On the Beat | By Wong Chun Wai

Leaders must behave decently

IS ANYONE at all surprised by the statement from PAS Member of Parliament Abdul Fatah Harun that women divorcees are gatal (randy)?

This is not the first time such a sexist remark has been made in the august chamber and we can safely say that it won't be the last.

Malaysians should have, by now, become accustomed to the foot-in-the-mouth disease afflicting some of our legislators. From name-calling and sexual innuendoes to intimidation, subtle threats and racist remarks, we can expect all this and more at every Parliament session.

On Wednesday, Abdul Fatah Harun, the MP from Rantau Panjang, found himself a major news item. Indeed, for the first time, this almost-unheard-of politician had his photograph on the front page of many newspapers.

He gained notoriety for his question on whether some women who divorced their husbands were more intent on getting separated. He claimed that these single mothers did not look like they were sad about their divorce.

Saying that this was based on his observation at gatherings and parties, he said the women seemed to be gatal.

Abdul Fatah added that it was quite obvious why the women ended up divorced or why their husbands left them. Most of them were divorced because they were gatal, while those widowed were better behaved, he concluded.

The Islamist party's Terengganu leader cannot claim he had been misquoted, which politicians usually do when they talk themselves into a corner.

When outraged MPs demanded that he retract his remarks, he tried to get himself out of a tight spot by saying that he was merely referring to a small group.

Abdul Fatah is not the only one who have made such remarks.
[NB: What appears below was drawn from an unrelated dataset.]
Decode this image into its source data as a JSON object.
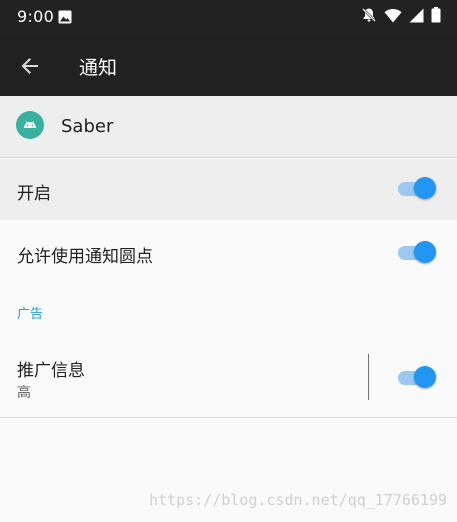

Recently, Jerai MP Datuk Badruddin Amiruldin, who thrives on controversial statements, blamed women who wear "indecent clothes" for rape.

"Clothes can be indecent too. That's why rape happens. Clothes play a part when someone becomes a rape victim. Screaming and shouting are also indecent. These things are beyond our culture and religion," he said.

Badruddin escaped national criticism because his quotes were only reported in one newspaper and picked up by a couple of news websites.

The Barisan Nasional MP had chosen to ignore the fact that, in numerous rape cases, the victims had been decorously clad in tudung and that many of the cases had taken place in conservative areas, including Kelantan and Kedah. These are states not known for their nightlife or women in provocative attire.

Children in school uniform, and grandmothers too, have not been spared by rapists. Should Badruddin blame them too then?

Rape is often a planned crime, not an impulsive act. A high percentage of rapists were known to their victims. Many were friends and relatives, even fathers.

If indecent attire was the major cause of rape, then we could simply impose a ban on such clothing, as Kelantan and some West Asian countries had done. There would then be no more rape, if Badruddin's logic holds true.

In April last year, Chong Eng (DAP – Bukit Mertajam) and Fong Po Kuan (DAP – Ipoh Timur) found themselves targeted by some MPs. One MP implied that Fong's assertive character was a typical reason many Malaysian women were single.

The uproar started innocently enough with Kota Melaka MP Wong Nai Chee talking about the rising number of divorce cases in Malaysia. At that point, Badruddin sought clarification from Wong, asking "what type of man would last with someone like the MP from Batu Gajah."

In 2000, Datuk Mohamed Aziz (BN – Sri Gading) touched a raw nerve when he started his speech by saying "it is unusual for women's issues to be touched (raised) by men" and after a pause, he added: "But women are supposed to be touched by men."

When Datuk Bung Mokhtar Radin (BN – Kinabatangan) asked why single women found it hard to remarry, Mohamed reckoned that it was generally due to their not-so-favourable age. He then added: "Men, when it comes to younger women, they will definitely drool."

Our Yang Berhormat expect to be treated with honour and respect because they are supposed to be VIPs, and most of them have titles. But can we expect some decency from them in return?

Surely, as leaders, they must uphold some degree of decorum, integrity and credibility if they insist on respect from the people.

A few days ago, one leader told reporters to "go to hell" – with the permission of the State Assembly Speaker – because he was angry. He explained later that he needed to "defend" himself.

On another occasion, the same person made an obscene gesture at an Opposition party member. Again, he did it because he lost his cool and he had to defend his party's integrity.

Dengan izin penyokong-penyokong (With the supporters' permission), we presume.

Many of our male MPs are good people who are respectful and sensitive to women. After all, many of them are grandfathers, fathers, brothers and uncles.

We should reject MPs who habitually display their utter lack of understanding towards women, who form a large proportion of voters.

Such MPs should be made to attend classes on sexual violence and problems affecting single mothers, so that they can speak with some intelligence on issues concerning women.

Otherwise, we will have to continue to suffer their silly antics.